Smart Girl Politics started as a blog in July of 2008. In November of that year, founder Stacy Mott placed a help wanted ad on her blog asking for conservative women to join her in a new conservative movement. The organization took off from the initial help wanted ad, and the sixty emails Mott received after she posted it.


According to their website, SGP is a grass roots organization that promotes the opinions and principles of conservative women. They are dedicated to the advancement of conservative women in the Republican Party. Men are more than welcome to join. Their mission is:

  • To strengthen support for those political candidates demonstrating a keen and unapologetic commitment to conservative principles and values.
  • To support individual and collective efforts that improve our local, state and national conservative communities.
  • To debate and develop clear positions that encourage conservative activism and consumerism in order to counter the negative or injudicious activity of popular culture via the mainstream media.
  • To strengthen their community economic development in ways that reflect fiscal conservatism and responsible capitalism.
  • To empower women everywhere to stand against the nefarious “ism’s” plaguing the world.
  • To celebrate our differences, challenge our paradigms through accountable and responsible thoughts and actions.[1]
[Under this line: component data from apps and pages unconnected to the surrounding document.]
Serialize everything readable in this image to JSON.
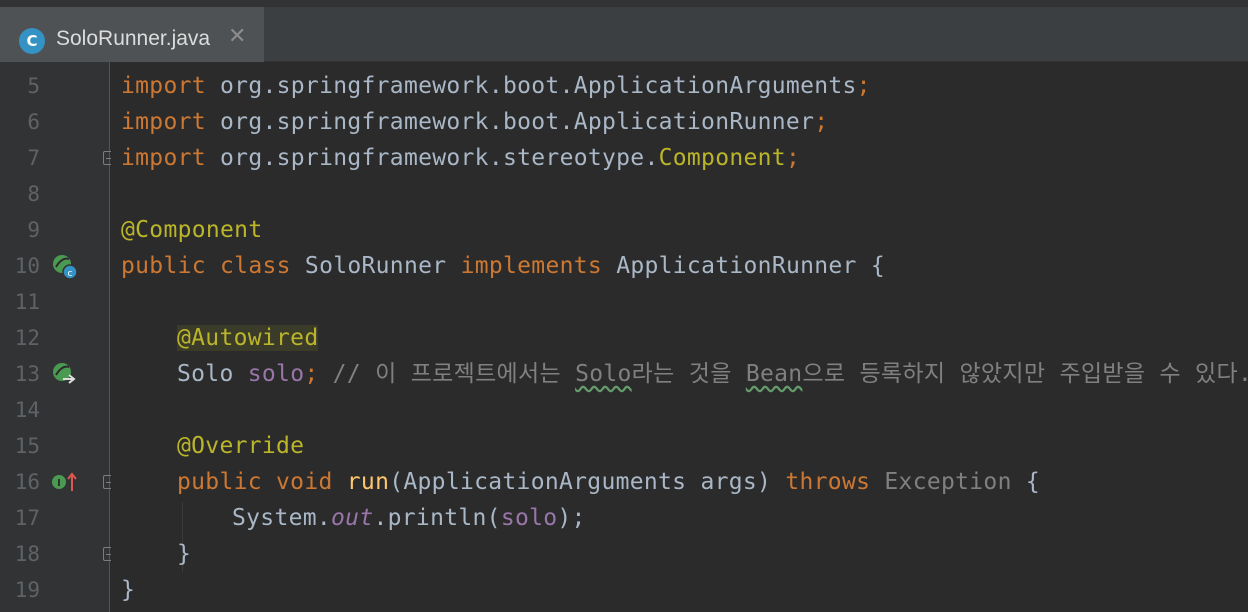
{
  "tab": {
    "icon_letter": "C",
    "file_name": "SoloRunner.java",
    "close_glyph": "✕"
  },
  "gutter": {
    "line_numbers": [
      "5",
      "6",
      "7",
      "8",
      "9",
      "10",
      "11",
      "12",
      "13",
      "14",
      "15",
      "16",
      "17",
      "18",
      "19"
    ]
  },
  "code": {
    "l5": {
      "kw": "import",
      "path": " org.springframework.boot.ApplicationArguments",
      "semi": ";"
    },
    "l6": {
      "kw": "import",
      "path": " org.springframework.boot.ApplicationRunner",
      "semi": ";"
    },
    "l7": {
      "kw": "import",
      "path": " org.springframework.stereotype.",
      "cls": "Component",
      "semi": ";"
    },
    "l9": {
      "ann": "@Component"
    },
    "l10": {
      "kw1": "public class",
      "name": " SoloRunner ",
      "kw2": "implements",
      "rest": " ApplicationRunner {"
    },
    "l12": {
      "ann": "@Autowired"
    },
    "l13": {
      "type": "Solo ",
      "field": "solo",
      "semi": ";",
      "c1": " // 이 프로젝트에서는 ",
      "c2": "Solo",
      "c3": "라는 것을 ",
      "c4": "Bean",
      "c5": "으로 등록하지 않았지만 주입받을 수 있다."
    },
    "l15": {
      "ann": "@Override"
    },
    "l16": {
      "kw1": "public void ",
      "method": "run",
      "params": "(ApplicationArguments args) ",
      "kw2": "throws",
      "exc": " Exception",
      "brace": " {"
    },
    "l17": {
      "sys": "System.",
      "out": "out",
      "call": ".println(",
      "arg": "solo",
      "end": ");"
    },
    "l18": {
      "brace": "}"
    },
    "l19": {
      "brace": "}"
    }
  },
  "colors": {
    "background": "#2b2b2b",
    "keyword": "#cc7832",
    "annotation": "#bbb529",
    "method": "#ffc66d",
    "field": "#9876aa",
    "comment": "#808080",
    "text": "#a9b7c6"
  }
}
This event was part of a national movement referred to as the Chicago Tea Party. The series of protests began in Seattle, Washington on February 16, 2009, later gaining momentum on Thursday, February 19, when Rick Santelli in an on-air segment on CNBC Business Newslive called for a "Chicago Tea Party." Santelli's remarks became known as the "Rant Heard 'Round the World."[2]

Organizers sprang up in many different quarters of the fiscally conservative movement online and include Top Conservatives on Twitter, Smart Girl Politics, Don't Go, Americans for Tax Reform, the Heartland Institute, American Spectator Magazine, the New American Tea Party and many others.[3]

External links